 Ibid., 111. C.I. Scofield, The Scofield Reference Bible. The Holy Bible, Containing the Old and New Testaments. Authorized Version with a New System of Connected Topical References. (New York: Oxford University Press, 1909), iii.
 Mangum and Sweetnam, The Scofield Bible, 7, 17.
 Rushing, “From Confederate Deserter,” 116-117.
 Canfield, The Incredible Scofield, 353. According to Rushing, the Florida vacation home was provided by a “steel magnate” for Scofield’s lifetime use. Rushing, “From Confederate Deserter,” 115.
 Rushing, “From Confederate Deserter,” 116.
 Ibid., 116-117.
 Ibid., 118.
 Ibid.; Frank Ely Gaebelein. The Story of the Scofield Reference Bible, 1909-1959. (New York: Oxford University Press, 1959), 5; Mangum and Sweetnam, The Scofield Bible, 211. Rushing notes that “Mark Sweetnam provided an excellent discussion on the groundbreaking role of Scofield’s work in American study Bibles.” Rushing, “From Confederate Deserter,”118 Fn. 645.
 Rushing, “From Confederate Deserter,” 119.
 Scofield, The Scofield Reference Bible, 16. Note to Genesis 9:25; See also Mangum and Sweetnam, The Scofield Bible, 82; Mangum and Sweetnam acknowledged that The Scofield Reference Bible gave “stature and popularity to the curse of Ham” but attributed its source to Old School Southern Presbyterians” rather than Scofield’s acculturation in Dallas, Texas.
 Rushing, “From Confederate Deserter,” 129. Also see Scofield’s comments on slavery as a “kind, patriarchal form” in the Life Story. Trumbull, Life Story, 6. For more on racism and its relation to Scofield and his reference Bible D. Jean Rushing point to the work of Phillips. Michael Phillips. White Metropolis: Race Ethnicity, and Religion in Dallas, 1841-2001. (Austin: University of Texas Press, 2006), 51. Phillips argued that Scofield used his racially charged preaching to maintain the status of white elites in Dallas, Texas. Phillips work on Scofield is part of a larger whiteness study in Dallas, Texas.
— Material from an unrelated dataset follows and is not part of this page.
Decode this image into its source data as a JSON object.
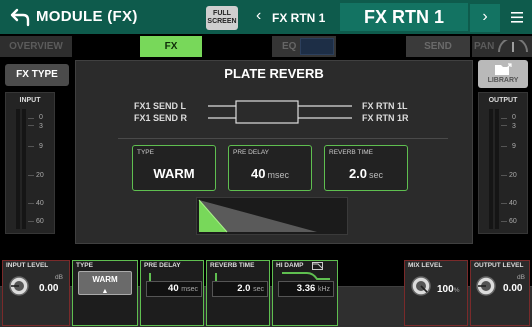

 Rushing, “From Confederate Deserter,” 112.
 Ibid., 55.
 Ibid., 56.
 Mangum and Sweetnam, The Scofield Bible, 195.
 George Marsden revised much of Sandeen’s contributions on the roots of American Christian fundamentalism. Sandeen, The Roots of Fundamentalism, 222;
 George Marsden. Fundamentalism and American Culture, the Shaping of Twentieth Century Evangelicalism, 1870-1925. (New York: Oxford University Press, 2006), 59.
 Sandeen, The Roots of Fundamentalism, 222.
 Mangum and Sweetnam, The Scofield Bible, 197.
 Rushing, “From Confederate Deserter,” 130.
 Mangum and Sweetnam, The Scofield Bible, 20.
 Rushing, “From Confederate Deserter,” 130.
 Ibid., 127-128.